The plot, so to speak, has just thickened, with all the stereotyped ingredients of Victorian melodrama. Don Alhambra, having just revealed to Casilda that he does not know which of two gondolieri is her betrothed, reassures her in a recitative section with a typical touch of Gilbertian humor: “Submit to Fate without unseemly wrangle./ Such complications frequently occur.” Following this ludicrously laissez-faire pronouncement, however, Gilbert suddenly pivots. The following “Try we Life-long” is on an entirely different note, arguably among the most “serious” numbers in the canon. Yet what, you may say, of the truly heartrending numbers, such as Fairfax’s “Is Life a Boon”? There is an intriguing and important irony here. “Is Life a Boon” sets out to be a grand operatic tenor aria, or at least draws heavily from that tradition. And yet, in a Gilbertian world seriousness cannot help sabotaging itself. The emotional weight of Fairfax’s opening lines is subsequently undermined by lyrics such as “What kind of plaint have I,/ Who perish in July?,” which for all Sullivan’s efforts cannot escape the hint of a tongue in the cheek.

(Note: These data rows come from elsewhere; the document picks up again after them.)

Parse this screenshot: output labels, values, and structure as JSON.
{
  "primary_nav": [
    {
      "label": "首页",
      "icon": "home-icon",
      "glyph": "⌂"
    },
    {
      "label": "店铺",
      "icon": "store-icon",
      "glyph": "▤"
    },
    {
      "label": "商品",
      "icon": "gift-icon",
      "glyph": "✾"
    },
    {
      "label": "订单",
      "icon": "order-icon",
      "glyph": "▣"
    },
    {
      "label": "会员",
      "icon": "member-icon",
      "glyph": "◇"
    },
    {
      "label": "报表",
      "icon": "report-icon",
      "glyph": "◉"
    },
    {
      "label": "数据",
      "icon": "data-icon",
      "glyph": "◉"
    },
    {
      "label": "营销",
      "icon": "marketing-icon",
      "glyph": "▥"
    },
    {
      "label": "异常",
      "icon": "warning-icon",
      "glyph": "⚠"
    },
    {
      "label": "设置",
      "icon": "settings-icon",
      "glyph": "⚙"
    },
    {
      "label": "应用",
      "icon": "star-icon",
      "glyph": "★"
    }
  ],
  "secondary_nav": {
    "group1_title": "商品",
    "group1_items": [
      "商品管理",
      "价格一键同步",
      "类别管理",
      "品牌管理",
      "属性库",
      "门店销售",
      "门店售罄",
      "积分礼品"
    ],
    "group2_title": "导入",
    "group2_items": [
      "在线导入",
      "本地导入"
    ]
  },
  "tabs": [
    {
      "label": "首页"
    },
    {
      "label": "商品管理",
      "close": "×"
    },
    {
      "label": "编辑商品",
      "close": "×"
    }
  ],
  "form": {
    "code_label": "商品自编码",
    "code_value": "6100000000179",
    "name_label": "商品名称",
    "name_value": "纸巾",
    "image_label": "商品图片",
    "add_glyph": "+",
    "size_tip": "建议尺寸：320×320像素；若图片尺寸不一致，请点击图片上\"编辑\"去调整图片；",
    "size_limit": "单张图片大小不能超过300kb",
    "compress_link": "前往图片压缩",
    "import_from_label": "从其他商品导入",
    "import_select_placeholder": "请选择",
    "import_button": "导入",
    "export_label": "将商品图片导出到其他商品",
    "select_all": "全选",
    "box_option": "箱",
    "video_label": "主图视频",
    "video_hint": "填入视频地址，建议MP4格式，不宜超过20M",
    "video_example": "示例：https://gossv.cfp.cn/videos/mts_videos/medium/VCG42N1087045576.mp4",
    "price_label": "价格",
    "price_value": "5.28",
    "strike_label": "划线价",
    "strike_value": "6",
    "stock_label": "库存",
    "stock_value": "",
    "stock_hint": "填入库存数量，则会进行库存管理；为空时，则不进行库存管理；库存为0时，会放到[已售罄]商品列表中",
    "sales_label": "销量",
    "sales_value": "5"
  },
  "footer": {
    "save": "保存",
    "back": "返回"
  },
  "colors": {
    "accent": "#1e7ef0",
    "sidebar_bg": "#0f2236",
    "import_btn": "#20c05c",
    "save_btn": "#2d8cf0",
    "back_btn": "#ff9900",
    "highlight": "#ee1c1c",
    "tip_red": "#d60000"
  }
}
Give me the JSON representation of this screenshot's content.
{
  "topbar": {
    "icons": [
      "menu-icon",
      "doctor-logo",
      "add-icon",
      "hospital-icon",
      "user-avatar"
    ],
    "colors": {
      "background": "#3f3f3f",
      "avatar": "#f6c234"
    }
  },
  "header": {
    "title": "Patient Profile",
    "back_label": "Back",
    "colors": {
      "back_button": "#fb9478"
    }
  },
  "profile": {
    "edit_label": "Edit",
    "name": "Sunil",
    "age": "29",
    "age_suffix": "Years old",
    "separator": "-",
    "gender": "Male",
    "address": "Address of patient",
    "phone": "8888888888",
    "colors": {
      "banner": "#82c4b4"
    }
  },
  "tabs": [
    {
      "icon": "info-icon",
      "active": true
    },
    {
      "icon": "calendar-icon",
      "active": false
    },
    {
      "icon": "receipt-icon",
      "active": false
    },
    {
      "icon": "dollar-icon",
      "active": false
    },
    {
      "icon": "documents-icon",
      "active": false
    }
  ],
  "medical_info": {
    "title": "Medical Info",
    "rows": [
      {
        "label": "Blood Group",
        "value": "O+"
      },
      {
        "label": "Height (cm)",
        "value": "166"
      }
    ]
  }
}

The irony, then, lies in the realization that if at the end of the day the heartrending cannot escape the funny, artful wit can be more heartrending that the heartrending itself. The intricate alliterating and rhyming verbiage of the quintet mirrors our attitude as we “hop and skip to Fancy’s fiddle.” We must make the best of life, dancing and singing with wild abandon in the face of uncertain Fate and especially of death, a word which Gilbert uses with startling directness at the end of the preceding recitative. (“Death is the only true unraveller.”) Here for once the comic genius is playing the ultimate joke on itself, turning the very fact of its satirical brilliance into something deeply tragic. Satisfied with the verbal veneer of lightheartedness, Gilbert is free to issue his most profound reflection on the human condition, a distinctively Victorian reworking of an age-old sentiment: if there is no resurrection, says Paul in the New Testament, “Let us eat and drink, for tomorrow we die”; human life is like the waters of the mighty Yellow River, says the medieval Chinese poet Li Bai, flowing into the sea and never returning. Our only solution is to “never let our golden goblets sit empty as we drink under moonlight.” The most famous incarnation of this in formal “opera” is undoubtedly the Brindisi in La Traviata.


Showing yet another example of the mysterious creative telepathy between two very different men, Sullivan’s music catches the tension perfectly. Playing on the aural idioms and emotional range of the madrigal, it starts off with “try we lifelong, we can never…” on a romping, energetic note. “Life’s a pudding full of plums” begins to introduce more serious strains, “Set aside the dull enigma” burns with renewed determination, before more sober elements take back over for a haunting, elegiac climax with “String the lyre fill the cup/ Lest on sorrow we should sup.” “Hop and skip” is back to the energy and cheer of the opening, while “Life’s perhaps the only riddle” through the end finds the same middle ground as the words: older, wiser, artfully bridging sorrow and optimism.


Countless times over the past seven months I have been indescribably comforted by “Try We Life-long.” Life at Harvard was indeed a pudding full of the richest plums, full of singing and laughter and long, engaged conversation over dining-hall dinners. Care struck with a sudden vengeance. Yet we must keep singing, both literally (ask my parents and brother), and in our hearts. As always, Gilbert says it best:

String the lyre, fill the cup,
Lest on sorrow we should sup.
Hop and skip to Fancy’s fiddle,
Hands across and down the middle —
Life’s perhaps the only riddle
That we shrink from giving up!
Life’s perhaps the only riddle
That we shrink from giving up!
Then take it as it comes,
Take it as it comes.
String the lyre, fill the cup,
Lest on sorrow we should sup.
Take life as it comes!